[App and web page records]

* * * *

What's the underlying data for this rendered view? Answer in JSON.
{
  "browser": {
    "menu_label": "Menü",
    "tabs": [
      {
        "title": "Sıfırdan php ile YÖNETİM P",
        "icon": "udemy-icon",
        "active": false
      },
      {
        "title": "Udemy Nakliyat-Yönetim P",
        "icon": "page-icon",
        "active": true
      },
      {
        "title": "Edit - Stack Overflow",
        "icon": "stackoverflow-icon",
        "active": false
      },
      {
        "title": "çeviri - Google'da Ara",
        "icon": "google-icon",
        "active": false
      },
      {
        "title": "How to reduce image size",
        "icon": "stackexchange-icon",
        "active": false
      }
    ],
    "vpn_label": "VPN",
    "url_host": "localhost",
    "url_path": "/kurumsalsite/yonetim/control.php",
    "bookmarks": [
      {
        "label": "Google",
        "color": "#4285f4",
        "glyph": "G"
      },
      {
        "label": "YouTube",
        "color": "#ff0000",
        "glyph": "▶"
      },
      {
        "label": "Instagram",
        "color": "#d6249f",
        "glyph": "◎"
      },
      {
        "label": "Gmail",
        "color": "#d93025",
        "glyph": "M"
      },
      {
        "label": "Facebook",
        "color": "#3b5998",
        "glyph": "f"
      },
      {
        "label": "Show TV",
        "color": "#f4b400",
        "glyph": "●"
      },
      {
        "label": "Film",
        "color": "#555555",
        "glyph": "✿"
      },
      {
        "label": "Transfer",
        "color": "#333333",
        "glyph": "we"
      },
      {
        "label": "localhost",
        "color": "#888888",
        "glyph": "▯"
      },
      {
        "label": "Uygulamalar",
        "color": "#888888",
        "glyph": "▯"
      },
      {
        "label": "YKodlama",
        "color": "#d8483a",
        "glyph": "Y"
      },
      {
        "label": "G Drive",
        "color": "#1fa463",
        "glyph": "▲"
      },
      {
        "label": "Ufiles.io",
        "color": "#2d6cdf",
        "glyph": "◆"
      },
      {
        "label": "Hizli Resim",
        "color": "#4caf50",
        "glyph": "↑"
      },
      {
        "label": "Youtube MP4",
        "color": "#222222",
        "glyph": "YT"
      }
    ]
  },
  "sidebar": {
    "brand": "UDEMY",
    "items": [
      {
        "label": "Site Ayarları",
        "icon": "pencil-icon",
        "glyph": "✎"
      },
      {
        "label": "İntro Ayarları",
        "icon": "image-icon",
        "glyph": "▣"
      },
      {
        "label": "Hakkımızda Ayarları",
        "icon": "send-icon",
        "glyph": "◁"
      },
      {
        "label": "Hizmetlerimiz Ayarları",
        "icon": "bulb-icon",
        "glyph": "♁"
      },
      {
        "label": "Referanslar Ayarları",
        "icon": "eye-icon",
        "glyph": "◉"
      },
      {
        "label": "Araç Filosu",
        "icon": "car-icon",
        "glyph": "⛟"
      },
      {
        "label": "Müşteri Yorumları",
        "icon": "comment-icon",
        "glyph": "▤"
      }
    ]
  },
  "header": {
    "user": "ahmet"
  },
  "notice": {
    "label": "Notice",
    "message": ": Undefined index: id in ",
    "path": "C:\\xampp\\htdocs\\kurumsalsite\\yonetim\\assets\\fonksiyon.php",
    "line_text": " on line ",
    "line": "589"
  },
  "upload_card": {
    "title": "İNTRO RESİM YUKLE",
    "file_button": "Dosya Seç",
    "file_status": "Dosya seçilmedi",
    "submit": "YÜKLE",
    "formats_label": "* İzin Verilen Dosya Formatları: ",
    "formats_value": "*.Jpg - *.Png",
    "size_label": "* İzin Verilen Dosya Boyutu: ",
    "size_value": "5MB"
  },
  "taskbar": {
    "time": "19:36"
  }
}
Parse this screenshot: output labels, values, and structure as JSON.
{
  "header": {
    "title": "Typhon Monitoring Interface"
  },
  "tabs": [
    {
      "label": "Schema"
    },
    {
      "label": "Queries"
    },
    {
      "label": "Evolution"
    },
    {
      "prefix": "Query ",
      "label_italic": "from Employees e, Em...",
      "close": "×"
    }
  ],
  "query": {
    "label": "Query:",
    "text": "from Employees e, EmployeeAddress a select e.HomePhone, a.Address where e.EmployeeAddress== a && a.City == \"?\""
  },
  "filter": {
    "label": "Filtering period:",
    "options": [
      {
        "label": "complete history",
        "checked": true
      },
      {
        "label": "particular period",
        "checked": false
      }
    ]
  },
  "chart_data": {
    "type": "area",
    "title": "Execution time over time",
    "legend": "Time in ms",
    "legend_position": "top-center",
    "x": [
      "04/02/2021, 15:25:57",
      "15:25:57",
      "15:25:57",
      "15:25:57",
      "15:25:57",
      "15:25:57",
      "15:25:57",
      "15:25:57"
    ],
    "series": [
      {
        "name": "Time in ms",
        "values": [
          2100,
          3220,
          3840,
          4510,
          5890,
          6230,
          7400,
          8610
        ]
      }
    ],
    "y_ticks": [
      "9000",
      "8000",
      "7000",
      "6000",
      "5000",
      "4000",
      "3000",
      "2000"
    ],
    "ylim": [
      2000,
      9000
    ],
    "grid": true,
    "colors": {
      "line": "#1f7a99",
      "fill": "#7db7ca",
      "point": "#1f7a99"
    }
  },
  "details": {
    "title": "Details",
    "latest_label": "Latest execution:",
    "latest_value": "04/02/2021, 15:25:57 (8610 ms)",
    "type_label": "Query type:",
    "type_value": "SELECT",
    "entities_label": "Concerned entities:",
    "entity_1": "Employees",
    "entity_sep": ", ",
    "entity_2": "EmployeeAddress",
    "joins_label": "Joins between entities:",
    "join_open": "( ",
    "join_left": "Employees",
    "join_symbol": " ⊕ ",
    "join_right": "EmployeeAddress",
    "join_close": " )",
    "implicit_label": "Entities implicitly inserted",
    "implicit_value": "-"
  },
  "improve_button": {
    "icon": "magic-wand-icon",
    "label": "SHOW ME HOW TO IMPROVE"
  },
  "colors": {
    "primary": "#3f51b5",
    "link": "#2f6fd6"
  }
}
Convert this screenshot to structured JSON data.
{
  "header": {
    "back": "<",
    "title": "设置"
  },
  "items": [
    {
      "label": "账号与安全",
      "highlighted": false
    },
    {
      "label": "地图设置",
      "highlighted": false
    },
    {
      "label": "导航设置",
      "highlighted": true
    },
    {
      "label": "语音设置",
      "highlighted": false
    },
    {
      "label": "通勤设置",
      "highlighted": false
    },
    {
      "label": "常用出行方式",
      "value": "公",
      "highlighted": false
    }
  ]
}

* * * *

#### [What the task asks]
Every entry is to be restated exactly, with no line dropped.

#### [Output below]
What's the underlying data for this rendered view? Answer in JSON.
{
  "browser": {
    "menu_label": "Menü",
    "tabs": [
      {
        "title": "Sıfırdan php ile YÖNETİM P",
        "icon": "udemy-icon",
        "active": false
      },
      {
        "title": "Udemy Nakliyat-Yönetim P",
        "icon": "page-icon",
        "active": true
      },
      {
        "title": "Edit - Stack Overflow",
        "icon": "stackoverflow-icon",
        "active": false
      },
      {
        "title": "çeviri - Google'da Ara",
        "icon": "google-icon",
        "active": false
      },
      {
        "title": "How to reduce image size",
        "icon": "stackexchange-icon",
        "active": false
      }
    ],
    "vpn_label": "VPN",
    "url_host": "localhost",
    "url_path": "/kurumsalsite/yonetim/control.php",
    "bookmarks": [
      {
        "label": "Google",
        "color": "#4285f4",
        "glyph": "G"
      },
      {
        "label": "YouTube",
        "color": "#ff0000",
        "glyph": "▶"
      },
      {
        "label": "Instagram",
        "color": "#d6249f",
        "glyph": "◎"
      },
      {
        "label": "Gmail",
        "color": "#d93025",
        "glyph": "M"
      },
      {
        "label": "Facebook",
        "color": "#3b5998",
        "glyph": "f"
      },
      {
        "label": "Show TV",
        "color": "#f4b400",
        "glyph": "●"
      },
      {
        "label": "Film",
        "color": "#555555",
        "glyph": "✿"
      },
      {
        "label": "Transfer",
        "color": "#333333",
        "glyph": "we"
      },
      {
        "label": "localhost",
        "color": "#888888",
        "glyph": "▯"
      },
      {
        "label": "Uygulamalar",
        "color": "#888888",
        "glyph": "▯"
      },
      {
        "label": "YKodlama",
        "color": "#d8483a",
        "glyph": "Y"
      },
      {
        "label": "G Drive",
        "color": "#1fa463",
        "glyph": "▲"
      },
      {
        "label": "Ufiles.io",
        "color": "#2d6cdf",
        "glyph": "◆"
      },
      {
        "label": "Hizli Resim",
        "color": "#4caf50",
        "glyph": "↑"
      },
      {
        "label": "Youtube MP4",
        "color": "#222222",
        "glyph": "YT"
      }
    ]
  },
  "sidebar": {
    "brand": "UDEMY",
    "items": [
      {
        "label": "Site Ayarları",
        "icon": "pencil-icon",
        "glyph": "✎"
      },
      {
        "label": "İntro Ayarları",
        "icon": "image-icon",
        "glyph": "▣"
      },
      {
        "label": "Hakkımızda Ayarları",
        "icon": "send-icon",
        "glyph": "◁"
      },
      {
        "label": "Hizmetlerimiz Ayarları",
        "icon": "bulb-icon",
        "glyph": "♁"
      },
      {
        "label": "Referanslar Ayarları",
        "icon": "eye-icon",
        "glyph": "◉"
      },
      {
        "label": "Araç Filosu",
        "icon": "car-icon",
        "glyph": "⛟"
      },
      {
        "label": "Müşteri Yorumları",
        "icon": "comment-icon",
        "glyph": "▤"
      }
    ]
  },
  "header": {
    "user": "ahmet"
  },
  "notice": {
    "label": "Notice",
    "message": ": Undefined index: id in ",
    "path": "C:\\xampp\\htdocs\\kurumsalsite\\yonetim\\assets\\fonksiyon.php",
    "line_text": " on line ",
    "line": "589"
  },
  "upload_card": {
    "title": "İNTRO RESİM YUKLE",
    "file_button": "Dosya Seç",
    "file_status": "Dosya seçilmedi",
    "submit": "YÜKLE",
    "formats_label": "* İzin Verilen Dosya Formatları: ",
    "formats_value": "*.Jpg - *.Png",
    "size_label": "* İzin Verilen Dosya Boyutu: ",
    "size_value": "5MB"
  },
  "taskbar": {
    "time": "19:36"
  }
}
Parse this screenshot: output labels, values, and structure as JSON.
{
  "header": {
    "title": "Typhon Monitoring Interface"
  },
  "tabs": [
    {
      "label": "Schema"
    },
    {
      "label": "Queries"
    },
    {
      "label": "Evolution"
    },
    {
      "prefix": "Query ",
      "label_italic": "from Employees e, Em...",
      "close": "×"
    }
  ],
  "query": {
    "label": "Query:",
    "text": "from Employees e, EmployeeAddress a select e.HomePhone, a.Address where e.EmployeeAddress== a && a.City == \"?\""
  },
  "filter": {
    "label": "Filtering period:",
    "options": [
      {
        "label": "complete history",
        "checked": true
      },
      {
        "label": "particular period",
        "checked": false
      }
    ]
  },
  "chart_data": {
    "type": "area",
    "title": "Execution time over time",
    "legend": "Time in ms",
    "legend_position": "top-center",
    "x": [
      "04/02/2021, 15:25:57",
      "15:25:57",
      "15:25:57",
      "15:25:57",
      "15:25:57",
      "15:25:57",
      "15:25:57",
      "15:25:57"
    ],
    "series": [
      {
        "name": "Time in ms",
        "values": [
          2100,
          3220,
          3840,
          4510,
          5890,
          6230,
          7400,
          8610
        ]
      }
    ],
    "y_ticks": [
      "9000",
      "8000",
      "7000",
      "6000",
      "5000",
      "4000",
      "3000",
      "2000"
    ],
    "ylim": [
      2000,
      9000
    ],
    "grid": true,
    "colors": {
      "line": "#1f7a99",
      "fill": "#7db7ca",
      "point": "#1f7a99"
    }
  },
  "details": {
    "title": "Details",
    "latest_label": "Latest execution:",
    "latest_value": "04/02/2021, 15:25:57 (8610 ms)",
    "type_label": "Query type:",
    "type_value": "SELECT",
    "entities_label": "Concerned entities:",
    "entity_1": "Employees",
    "entity_sep": ", ",
    "entity_2": "EmployeeAddress",
    "joins_label": "Joins between entities:",
    "join_open": "( ",
    "join_left": "Employees",
    "join_symbol": " ⊕ ",
    "join_right": "EmployeeAddress",
    "join_close": " )",
    "implicit_label": "Entities implicitly inserted",
    "implicit_value": "-"
  },
  "improve_button": {
    "icon": "magic-wand-icon",
    "label": "SHOW ME HOW TO IMPROVE"
  },
  "colors": {
    "primary": "#3f51b5",
    "link": "#2f6fd6"
  }
}
Convert this screenshot to structured JSON data.
{
  "header": {
    "back": "<",
    "title": "设置"
  },
  "items": [
    {
      "label": "账号与安全",
      "highlighted": false
    },
    {
      "label": "地图设置",
      "highlighted": false
    },
    {
      "label": "导航设置",
      "highlighted": true
    },
    {
      "label": "语音设置",
      "highlighted": false
    },
    {
      "label": "通勤设置",
      "highlighted": false
    },
    {
      "label": "常用出行方式",
      "value": "公",
      "highlighted": false
    }
  ]
}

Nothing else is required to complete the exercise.